[XML-SIG] SAX 2.0, again

Ken MacLeod ken@bitsko.slc.ut.us
21 Feb 2000 13:37:46 -0600

Lars Marius Garshol <larsga@garshol.priv.no> writes:

> ### XML names
> The first problem is that of how to represent XML names. SAX 2.0 can
> handle namespaces, and so we must somehow represent namespace-names.
> I can see several different ways of doing this, all with their
> advantages and disadvantages, and would very much like to hear the
> opinion of the XML-SIG on this.
> The alternatives I've thought of are
>  - use (uri, localpart) tuple for namespace-names, simple strings for
>    ordinary names
>  - use (uri, localpart, rawname) for namespace-names, simple strings
>    for ordinary names; rawname must be communicated out of band
>    somehow
>  - use XMLName objects for names, regardless of kind. If these were
>    made immutable and drivers used hashtables of these this might not
>    be too inefficient.
>  - use separate parameters for uri, localpart and rawname, letting
>    some of these be None depending on what was in the document and
>    what the parser supports.

The proposal I made earlier (passing objects instead of positional
parameters) is another solution.  From my proposal and Paul's miniDOM
proposal earlier, start_element would be passed an Element object:

class Element(Node):
        string tagName
        {Dictionary of Name->Value} attributes
        string namespaceURI
        string prefix
        string localName

I believe tagName is the raw name and the remaining three are set
depending on whether NS processing is turned on.  For attributes to be
a dictionary and support both NS and no-NS processing, I like (uri,
localName) for NS and (None, tagName) for no-NS.

> ### Unicode support
> Python 1.6 will have Unicode support, and so we should make PySAX 2.0
> Unicode-ready. The main part of this is really adding the InputSource
> object to the library, since this allows applications to feed byte or
> character streams to the parser in a convenient way.

Adding InputSource may not be necessary if there was a method
parseCharFile() to specify character streams.

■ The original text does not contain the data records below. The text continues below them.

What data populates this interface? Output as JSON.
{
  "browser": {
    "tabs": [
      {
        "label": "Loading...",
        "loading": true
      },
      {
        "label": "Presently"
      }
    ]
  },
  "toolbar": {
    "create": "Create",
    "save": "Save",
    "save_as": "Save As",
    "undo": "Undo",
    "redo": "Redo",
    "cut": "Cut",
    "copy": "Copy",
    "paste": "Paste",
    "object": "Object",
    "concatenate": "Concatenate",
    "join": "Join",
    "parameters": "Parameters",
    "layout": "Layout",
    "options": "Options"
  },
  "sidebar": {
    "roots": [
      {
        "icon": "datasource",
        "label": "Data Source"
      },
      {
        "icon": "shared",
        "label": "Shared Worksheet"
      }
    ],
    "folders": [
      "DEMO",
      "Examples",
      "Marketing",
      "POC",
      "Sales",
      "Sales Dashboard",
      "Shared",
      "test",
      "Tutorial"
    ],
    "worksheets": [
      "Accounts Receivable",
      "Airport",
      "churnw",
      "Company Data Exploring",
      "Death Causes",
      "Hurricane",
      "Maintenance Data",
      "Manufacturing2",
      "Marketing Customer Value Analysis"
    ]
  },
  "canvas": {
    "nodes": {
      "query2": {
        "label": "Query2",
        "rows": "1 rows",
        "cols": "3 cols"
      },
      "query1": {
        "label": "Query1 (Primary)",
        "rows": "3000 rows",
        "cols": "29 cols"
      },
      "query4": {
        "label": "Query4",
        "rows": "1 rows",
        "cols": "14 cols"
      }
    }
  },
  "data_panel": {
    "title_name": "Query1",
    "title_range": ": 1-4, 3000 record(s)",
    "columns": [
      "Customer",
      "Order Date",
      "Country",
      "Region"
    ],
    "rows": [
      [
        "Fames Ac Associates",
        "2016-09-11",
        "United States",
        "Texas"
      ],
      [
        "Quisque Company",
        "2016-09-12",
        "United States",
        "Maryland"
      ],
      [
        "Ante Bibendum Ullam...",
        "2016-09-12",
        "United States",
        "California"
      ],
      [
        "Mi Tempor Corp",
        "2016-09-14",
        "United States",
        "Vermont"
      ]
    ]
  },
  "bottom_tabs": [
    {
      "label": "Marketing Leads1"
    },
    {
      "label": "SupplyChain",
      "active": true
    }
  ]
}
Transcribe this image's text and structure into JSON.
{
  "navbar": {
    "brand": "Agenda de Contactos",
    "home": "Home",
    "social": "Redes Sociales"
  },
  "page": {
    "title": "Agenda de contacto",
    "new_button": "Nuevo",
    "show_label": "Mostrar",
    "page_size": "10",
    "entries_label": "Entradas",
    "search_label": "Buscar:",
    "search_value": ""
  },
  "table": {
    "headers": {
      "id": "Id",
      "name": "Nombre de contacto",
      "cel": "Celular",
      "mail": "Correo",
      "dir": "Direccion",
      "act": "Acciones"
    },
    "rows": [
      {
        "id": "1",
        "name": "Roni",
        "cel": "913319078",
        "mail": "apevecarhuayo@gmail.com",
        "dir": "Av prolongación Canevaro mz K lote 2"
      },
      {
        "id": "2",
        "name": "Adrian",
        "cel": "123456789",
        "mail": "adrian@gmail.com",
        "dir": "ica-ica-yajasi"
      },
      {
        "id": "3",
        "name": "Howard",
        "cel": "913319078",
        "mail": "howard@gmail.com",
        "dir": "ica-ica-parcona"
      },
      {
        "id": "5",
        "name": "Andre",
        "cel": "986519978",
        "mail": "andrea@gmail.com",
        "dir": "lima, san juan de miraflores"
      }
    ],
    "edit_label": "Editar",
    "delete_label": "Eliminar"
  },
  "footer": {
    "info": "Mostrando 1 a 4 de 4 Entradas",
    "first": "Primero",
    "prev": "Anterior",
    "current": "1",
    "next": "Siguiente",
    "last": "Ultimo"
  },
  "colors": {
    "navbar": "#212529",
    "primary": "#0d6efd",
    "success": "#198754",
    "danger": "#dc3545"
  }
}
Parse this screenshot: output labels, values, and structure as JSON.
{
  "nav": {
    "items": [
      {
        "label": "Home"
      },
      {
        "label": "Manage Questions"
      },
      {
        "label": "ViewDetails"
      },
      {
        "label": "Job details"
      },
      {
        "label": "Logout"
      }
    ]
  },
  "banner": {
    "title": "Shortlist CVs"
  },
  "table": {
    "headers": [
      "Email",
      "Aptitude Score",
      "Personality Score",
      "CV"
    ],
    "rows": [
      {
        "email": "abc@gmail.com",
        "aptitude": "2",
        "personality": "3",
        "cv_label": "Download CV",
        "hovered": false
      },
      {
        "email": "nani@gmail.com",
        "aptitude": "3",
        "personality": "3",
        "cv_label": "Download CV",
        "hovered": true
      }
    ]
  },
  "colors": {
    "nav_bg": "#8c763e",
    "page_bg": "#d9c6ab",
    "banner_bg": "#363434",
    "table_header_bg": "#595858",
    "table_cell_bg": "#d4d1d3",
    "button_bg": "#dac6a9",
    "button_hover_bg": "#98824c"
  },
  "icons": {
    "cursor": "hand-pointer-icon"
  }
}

> ### easySAX vs Pyxie
> What should we do with this? Should we try to turn Pyxie into what we
> envisioned easySAX to be, or should we maintain two such libraries? I
> see advantages and disadvantages to both approaches.
> One idea I've had for easySAX is something inspired by John Aycock's
> Spark parser generator, that one could write SAX document handlers
> with three kinds of special methods: start-element, end-element and
> element content methods. These could use the 's_', 'e_' and 'c_'
> prefixes, respectively.

> I'm fairly confident that a layer on top of SAX 2.0 to enable such
> easySAX applications could be made fairly fast and it should be pretty
> easy to implement as well. (I've made an early sketch of this.)

If I understand correctly, yes, having a SAX filter that calls
tag-based methods names should be really easy.

I think the part I don't understand about easySAX and Pyxie (and it's
probably from not having the opportunity to use them) is: why isn't
the SAX binding already this easy?

  -- Ken